Monday, December 11, 2006

Gathering the work together,

We are now down to the wire and I am trying to get all the parts together. Nervous old me. So here is a list of my digital skills, final projects, and where to find them. If all else fails, please email me your home street address, and I will present this entire thing with hand puppets! Yes, I will!

Digital Skill #1: This blog. Please note I have been very good at keeping up with the readings, yada, yada, yada. To which you answer "who do I look like, Santa?"

Digital Skill #2: WebPage and Domain name. I did open a new website, but we could not get it working correctly yet. So here is the stop gap until that is corrected:
This is also the Home Page of my final project. My proposal is there too, along with my Photoshopped image.

On this page, you will also find links to:

Digital Skill #3: Video. This is a video interview we shot for the "1989" website in November. Our subject, Maria Bucur tells her eyewitness account of the December Revolution in Bucharest, Romania. Dr. Bucur was shot in front of a green screen so we could manipulate the background in Boris FX. The background images were stills shot by photojournalists in Romania during those turbulent days--we downloaded them off the Web. The video editing was done in Premier, and the audio had to be cleaned up in Sony Sound Forge. The original is good quality- the compression to get it on the site stinks. This is a problem to be fixed-because the final product for "1989" must look better.

Digital Skill #4:Photoshopped Image. I posted this item a month ago, but here is the link to the explanation and the photos. Please be sure to look at the before image--my husband wanted to be sure and be part of this, too. In case of problems with my website, please look at

Digital Skill #5: Wiki. I edited the page on Jan Zizka

Saturday, December 09, 2006

A little about my Blog
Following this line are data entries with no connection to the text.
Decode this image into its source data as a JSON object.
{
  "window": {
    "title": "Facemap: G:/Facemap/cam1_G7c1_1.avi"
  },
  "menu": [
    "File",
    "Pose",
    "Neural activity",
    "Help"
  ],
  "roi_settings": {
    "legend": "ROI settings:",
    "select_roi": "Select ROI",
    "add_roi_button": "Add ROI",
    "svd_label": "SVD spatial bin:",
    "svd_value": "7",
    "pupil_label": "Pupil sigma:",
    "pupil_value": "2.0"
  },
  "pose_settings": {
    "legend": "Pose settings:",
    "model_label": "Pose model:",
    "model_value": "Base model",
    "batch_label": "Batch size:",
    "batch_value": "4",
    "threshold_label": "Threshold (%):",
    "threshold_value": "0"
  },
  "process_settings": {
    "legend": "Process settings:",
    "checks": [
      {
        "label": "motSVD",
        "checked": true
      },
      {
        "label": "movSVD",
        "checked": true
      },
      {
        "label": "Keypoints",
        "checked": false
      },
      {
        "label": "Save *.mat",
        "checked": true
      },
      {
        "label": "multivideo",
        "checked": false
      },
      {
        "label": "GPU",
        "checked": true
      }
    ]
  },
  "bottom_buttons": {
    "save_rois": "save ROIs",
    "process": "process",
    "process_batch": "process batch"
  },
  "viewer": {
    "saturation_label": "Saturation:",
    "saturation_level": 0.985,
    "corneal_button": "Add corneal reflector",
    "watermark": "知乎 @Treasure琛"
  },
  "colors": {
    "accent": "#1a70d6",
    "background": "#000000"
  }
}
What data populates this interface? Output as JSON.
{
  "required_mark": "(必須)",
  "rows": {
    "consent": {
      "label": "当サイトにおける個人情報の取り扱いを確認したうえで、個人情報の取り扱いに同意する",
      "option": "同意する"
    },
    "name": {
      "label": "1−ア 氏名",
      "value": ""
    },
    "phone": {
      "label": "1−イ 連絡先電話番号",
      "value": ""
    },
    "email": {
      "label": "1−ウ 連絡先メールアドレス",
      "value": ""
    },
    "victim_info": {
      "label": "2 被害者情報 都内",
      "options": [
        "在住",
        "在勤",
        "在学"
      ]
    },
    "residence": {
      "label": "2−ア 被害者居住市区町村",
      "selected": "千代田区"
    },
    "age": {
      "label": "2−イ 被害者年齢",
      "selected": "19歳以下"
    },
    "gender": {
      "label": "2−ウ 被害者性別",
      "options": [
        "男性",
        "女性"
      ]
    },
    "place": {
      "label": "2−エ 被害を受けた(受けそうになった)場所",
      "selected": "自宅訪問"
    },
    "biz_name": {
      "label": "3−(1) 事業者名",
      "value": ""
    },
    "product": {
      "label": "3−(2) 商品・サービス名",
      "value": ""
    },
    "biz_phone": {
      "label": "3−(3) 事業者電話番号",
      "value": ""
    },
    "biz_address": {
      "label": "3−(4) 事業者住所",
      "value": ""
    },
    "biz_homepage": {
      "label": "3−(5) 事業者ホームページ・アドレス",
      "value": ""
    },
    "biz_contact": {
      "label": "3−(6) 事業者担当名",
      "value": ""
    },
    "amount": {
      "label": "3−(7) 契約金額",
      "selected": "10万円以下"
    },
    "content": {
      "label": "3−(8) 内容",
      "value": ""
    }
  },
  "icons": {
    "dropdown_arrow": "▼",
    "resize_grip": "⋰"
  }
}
Mainly kept to record my weekly readings for Clio Wired, I hope to expand it into a catch basin for my ranting ideas about history and myth. Because I truely think the two are very related. Because people understand narratives best, and history and myth are just two styles of narratives. It's just that we normally reserve history for those events for which we have evidence, while myth captures those qualities which cannot be measured, like aspirations and beliefs. They are two sides of the same coin, and who can tell where the back of the coin stops and the front begins?
The picture of me is from the Saint Lawrence Cathedral in Nuremburg, Germany. Before I traveled to Europe the first time in 1992, I had alot of ideas about medieval architecture, the most prominent was that these massive stone structures were made by faceless hordes of peasants. Yes, many people worked on the cathedrals. But just like the Egyptians who built the pyramids, they were NOT faceless wretches struggling under the lash. We have records that list their names. And they themselves left their own signatures. Like this guy next to me, Adam Kraft. Kraft was a master stone cutter who worked on several projects for the Parler family of architects, including the St. Lawrence Cathedral. One of his greatest works was this stone tabernacle I am kneeling next to. This massive structure is seventy-five feet tall. And even at that height does not get very close to the cieling. You just have to take one look at the pride on Kraft's face to understand how the workers felt about their masterpiece. I would like to bring that kind of understanding to my students, that feeling of understanding two aware people--even though they may be separated by hundreds of years or different languages can have share a human experience. Even though we may walk into a building with preconcieved notions, it is quite possible to walk out with new attitudes. Takes a little bit of looking, a little bit of research, and a very open mind.